Absolutely it is! My pepeha is the short version about me. Not many people realise that a pepeha is a great memory aid; each line in a pepeha is a prompt for a much bigger story. So if you are interested, here we go with the bigger story.
My pepeha tells you about the spiritual and physical landmarks of the place that I regard as my ancestral home. It is the place where our ancestor who led our people to the South Island found safety from "the troubles" in the North in the early 1800s. His birth name was Te Whawhai, which means The Fighter. He was our brave chief with the skills of leadership and management he led us to a place of refuge. A place which was free from war. At some stage he became a Christian and was baptised with the name of Rihari or Richard. His other name was Tāhuaroa, a name which many of my cousins have been given.

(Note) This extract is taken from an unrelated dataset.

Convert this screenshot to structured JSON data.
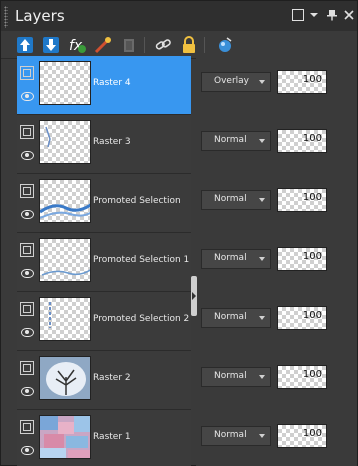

So where exactly is our fabled "homeland"? It is on the big island that is on your right if you sail on the ferry from Wellington to Picton. As you enter Tory Channel (Kura Te Au), the land on the right hand side is Arapaoa Island. We say it is tapu because it is sacred to us, it is very important to us. The papakainga or home place is Onauku or East Bay, just across from Ship's Cove where Captain Cook anchored in 1769. Our chiefly ancestor and his wife, Rōka, are buried near this place in our Urupā or cemetery at Umukuri which is a little bay in the larger bay called East Bay.
Our waka has now been preserved and can be viewed at the Canterbury museum. This is the waka that took Te Whawhai and our people across the ocean called Raukawakawa or Cook Strait.
Our iwi is Te Ātiawa and we are all descended from Awanui-ā-rangi the great Ngāti Awa chief who sailed from Hawaiki to Aotearoa. You may have heard of the Ngāti Awa of the Bay of Plenty. Yes, you would be correct in thinking that we are connected to them. The Tokomaru waka eventually left the Bay of Plenty sailed around the top of Te Ika-ā-Māui and finally arrived at Ngā Motu or New Plymouth. The people on the waka eventually became Te Āti Awa.
Our group of whānau became the Puketapu hapū. Today we are a very big hapū spread from Taranaki to The Hutt Valley and Wellington and across to the top of the South Island. Most of us today did not grow up on Arapaoa but we are very aware of its importance to us. We still have a little land there, most of the land was bought by Edwin Gibbon Wakefield and his New Zealand Company at a ridiculous price.
The Waitangi Tribunal has recognised that our people were ripped off and have compensated us as an iwi with less than 1% of the current value of the land. The Te Āti Awa people of the South have a trust board which was instigated by the government and its Office of Treaty Settlements. This trust board is supposed to represent the interests of the beneficiaries of the trust. There are many issues facing the descendents of Te Whawhai today.
Nonetheless, we the beneficiaries remain ever optimistic that soon we may get our little piece of land on Arapaoa back so that we can maintain our ahi kā me te tūrangawaewae. This last phrase basically can be interpreted as our connection to the land to keep the home fires burning.
You may have noticed that there is no marae in my pepeha. That is another long story. Suffice it to say that we haven't built one at Onauku yet. Why haven't we built one? Well, the reason is that the land was taken and we were displaced and our diaspora took us to other places. Very soon we will have 0.5 hectares returned to us. Yay! That is when we will have many hands to build a new marae for us where all future descendants can return to. It will be a place for connecting, for knowing who we are, where we belong and where we can learn our history, tikanga and reo.
So, is Arohaina my real name? The answer is yes. That is my middle name on my birth certificate. It is a very special name to me and has always been in my consciousness. Many of my relatives know me as Johnnie, John or Hone. My friends and colleagues mainly know me as John. Like my ancestor I am very comfortable with all of my names.
In the Māori world there is a lot of tikanga around the naming of offspring just as in any culture. My mother's father changed his name from Tuteuruoho to Riwaka when he got married. There is now a very large Riwaka whānau around NZ and Australia.
What about your whānau name, you ask.? Now that is a transliteration of my father's name. My fathers name was Thorpe but his ancestors' name was de Thorpe of Normandy, France. They were originally Norsemen from the North of Europe. When they arrived alongside William the Conqueror in 1666 to invade the island now known as Britain, they became just plain Thorpe. Yes, my father was an Englishman. He travelled to Aotearoa as a young man and as happens found a beautiful Māori woman who became my mother. Our father got into the Māori language and culture. He helped to keep it alive in our whānau. Our mother's whānau welcomed him into the Māori world with lots of manaaki Māori, or Māori hospitality. He adopted the cultural practice of greeting people with the hōngi, hence they named him Hōngi. Hōngi married Mere Tahiwiwaru in the Temple at Ratana Pā near Wanganui.
Well, that's enough for now, maybe some other time when we meet we can share our stories and pepeha.
Phew! I bet you have similar stories from your family culture and like us Māori you probably have a memory technique or two to remember your story. Na reira, kia ora e hoa.